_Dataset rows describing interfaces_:
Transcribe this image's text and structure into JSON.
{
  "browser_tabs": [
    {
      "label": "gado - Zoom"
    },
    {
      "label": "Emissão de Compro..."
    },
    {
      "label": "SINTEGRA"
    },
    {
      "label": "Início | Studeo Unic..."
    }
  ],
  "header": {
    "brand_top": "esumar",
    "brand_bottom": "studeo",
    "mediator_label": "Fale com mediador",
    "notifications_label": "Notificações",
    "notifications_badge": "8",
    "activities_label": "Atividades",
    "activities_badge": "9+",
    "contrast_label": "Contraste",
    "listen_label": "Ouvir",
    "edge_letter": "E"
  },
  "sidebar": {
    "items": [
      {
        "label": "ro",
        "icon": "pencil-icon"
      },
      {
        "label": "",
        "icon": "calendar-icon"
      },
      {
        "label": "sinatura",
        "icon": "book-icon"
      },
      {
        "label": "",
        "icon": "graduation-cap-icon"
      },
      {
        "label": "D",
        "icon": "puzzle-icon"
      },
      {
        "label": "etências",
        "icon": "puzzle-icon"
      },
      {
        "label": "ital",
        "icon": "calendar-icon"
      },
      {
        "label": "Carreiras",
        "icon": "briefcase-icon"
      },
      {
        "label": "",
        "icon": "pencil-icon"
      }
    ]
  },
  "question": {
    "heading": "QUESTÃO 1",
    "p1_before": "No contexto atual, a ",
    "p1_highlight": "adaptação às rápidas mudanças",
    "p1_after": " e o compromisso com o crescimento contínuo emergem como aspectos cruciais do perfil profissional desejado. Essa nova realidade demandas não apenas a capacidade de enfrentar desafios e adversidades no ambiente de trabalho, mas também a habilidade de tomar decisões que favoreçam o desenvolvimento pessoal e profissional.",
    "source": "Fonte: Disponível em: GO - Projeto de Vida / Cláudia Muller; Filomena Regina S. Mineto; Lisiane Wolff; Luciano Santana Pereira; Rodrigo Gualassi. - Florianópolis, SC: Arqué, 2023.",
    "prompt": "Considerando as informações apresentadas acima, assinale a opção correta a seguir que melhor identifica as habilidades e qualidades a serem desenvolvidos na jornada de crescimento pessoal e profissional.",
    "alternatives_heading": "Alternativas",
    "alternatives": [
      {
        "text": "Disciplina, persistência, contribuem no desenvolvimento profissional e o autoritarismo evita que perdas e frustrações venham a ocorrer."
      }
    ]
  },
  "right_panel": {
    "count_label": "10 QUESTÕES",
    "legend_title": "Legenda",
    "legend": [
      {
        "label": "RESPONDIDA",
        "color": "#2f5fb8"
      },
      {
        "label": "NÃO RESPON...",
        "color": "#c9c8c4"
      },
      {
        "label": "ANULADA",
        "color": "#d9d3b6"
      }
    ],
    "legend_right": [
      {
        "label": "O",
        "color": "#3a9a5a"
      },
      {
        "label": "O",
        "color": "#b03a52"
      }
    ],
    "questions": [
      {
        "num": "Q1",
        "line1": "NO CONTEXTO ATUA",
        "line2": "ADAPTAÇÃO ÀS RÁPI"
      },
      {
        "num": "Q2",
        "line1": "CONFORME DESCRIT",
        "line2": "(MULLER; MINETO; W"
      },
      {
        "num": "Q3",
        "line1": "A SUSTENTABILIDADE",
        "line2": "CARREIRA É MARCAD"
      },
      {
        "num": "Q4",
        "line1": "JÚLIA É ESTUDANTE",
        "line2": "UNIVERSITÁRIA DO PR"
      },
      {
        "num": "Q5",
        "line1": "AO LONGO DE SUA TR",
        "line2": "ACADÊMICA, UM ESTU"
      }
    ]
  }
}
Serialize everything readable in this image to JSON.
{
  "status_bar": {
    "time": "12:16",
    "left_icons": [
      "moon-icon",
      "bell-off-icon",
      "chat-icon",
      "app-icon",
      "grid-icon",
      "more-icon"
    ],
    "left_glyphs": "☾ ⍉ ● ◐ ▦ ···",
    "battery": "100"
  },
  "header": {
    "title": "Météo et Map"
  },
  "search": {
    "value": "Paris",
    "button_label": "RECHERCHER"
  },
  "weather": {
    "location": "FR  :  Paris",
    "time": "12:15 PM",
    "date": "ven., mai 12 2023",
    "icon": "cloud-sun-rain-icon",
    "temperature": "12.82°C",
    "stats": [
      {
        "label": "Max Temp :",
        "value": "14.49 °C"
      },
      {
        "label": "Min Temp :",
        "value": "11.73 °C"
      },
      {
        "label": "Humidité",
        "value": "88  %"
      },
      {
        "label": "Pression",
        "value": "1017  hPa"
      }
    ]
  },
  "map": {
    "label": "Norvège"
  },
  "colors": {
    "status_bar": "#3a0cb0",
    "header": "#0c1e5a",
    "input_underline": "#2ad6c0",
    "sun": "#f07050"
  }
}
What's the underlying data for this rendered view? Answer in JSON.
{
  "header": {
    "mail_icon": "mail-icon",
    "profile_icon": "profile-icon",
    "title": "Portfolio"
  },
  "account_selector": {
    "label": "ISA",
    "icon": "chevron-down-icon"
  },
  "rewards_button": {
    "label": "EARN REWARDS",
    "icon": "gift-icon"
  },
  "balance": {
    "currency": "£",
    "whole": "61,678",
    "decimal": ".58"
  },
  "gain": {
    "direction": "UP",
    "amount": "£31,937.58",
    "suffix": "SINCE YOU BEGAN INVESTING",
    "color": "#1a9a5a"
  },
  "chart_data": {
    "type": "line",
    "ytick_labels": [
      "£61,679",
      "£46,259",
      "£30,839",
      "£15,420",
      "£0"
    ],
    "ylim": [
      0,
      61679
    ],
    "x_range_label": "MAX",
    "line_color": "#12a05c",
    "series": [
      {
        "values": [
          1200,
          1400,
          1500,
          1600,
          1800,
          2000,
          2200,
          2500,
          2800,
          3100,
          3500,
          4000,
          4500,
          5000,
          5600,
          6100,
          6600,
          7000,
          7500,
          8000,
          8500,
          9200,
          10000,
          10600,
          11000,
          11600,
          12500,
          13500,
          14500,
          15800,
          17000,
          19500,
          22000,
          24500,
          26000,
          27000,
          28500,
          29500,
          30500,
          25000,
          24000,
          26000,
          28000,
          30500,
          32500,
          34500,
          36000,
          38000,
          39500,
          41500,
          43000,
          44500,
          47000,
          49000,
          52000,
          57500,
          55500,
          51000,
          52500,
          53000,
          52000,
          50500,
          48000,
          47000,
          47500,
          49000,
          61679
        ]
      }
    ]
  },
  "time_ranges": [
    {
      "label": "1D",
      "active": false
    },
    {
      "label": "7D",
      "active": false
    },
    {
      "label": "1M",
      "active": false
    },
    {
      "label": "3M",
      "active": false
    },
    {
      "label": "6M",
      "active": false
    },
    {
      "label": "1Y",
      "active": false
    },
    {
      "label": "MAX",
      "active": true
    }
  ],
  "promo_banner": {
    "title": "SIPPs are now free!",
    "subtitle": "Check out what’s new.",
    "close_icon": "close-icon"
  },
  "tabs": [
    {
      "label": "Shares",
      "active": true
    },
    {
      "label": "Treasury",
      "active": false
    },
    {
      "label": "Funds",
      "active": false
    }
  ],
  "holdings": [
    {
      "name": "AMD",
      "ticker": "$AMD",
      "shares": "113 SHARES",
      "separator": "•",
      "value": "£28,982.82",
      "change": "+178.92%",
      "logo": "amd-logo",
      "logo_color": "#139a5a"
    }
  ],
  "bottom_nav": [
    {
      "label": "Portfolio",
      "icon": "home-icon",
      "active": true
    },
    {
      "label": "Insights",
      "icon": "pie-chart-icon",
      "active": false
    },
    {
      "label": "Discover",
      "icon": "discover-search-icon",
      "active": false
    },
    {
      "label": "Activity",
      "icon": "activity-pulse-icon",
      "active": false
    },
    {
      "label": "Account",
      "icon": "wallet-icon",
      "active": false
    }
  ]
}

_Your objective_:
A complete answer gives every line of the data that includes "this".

_Task result_:
Transcribe this image's text and structure into JSON.
Serialize everything readable in this image to JSON.
What's the underlying data for this rendered view? Answer in JSON.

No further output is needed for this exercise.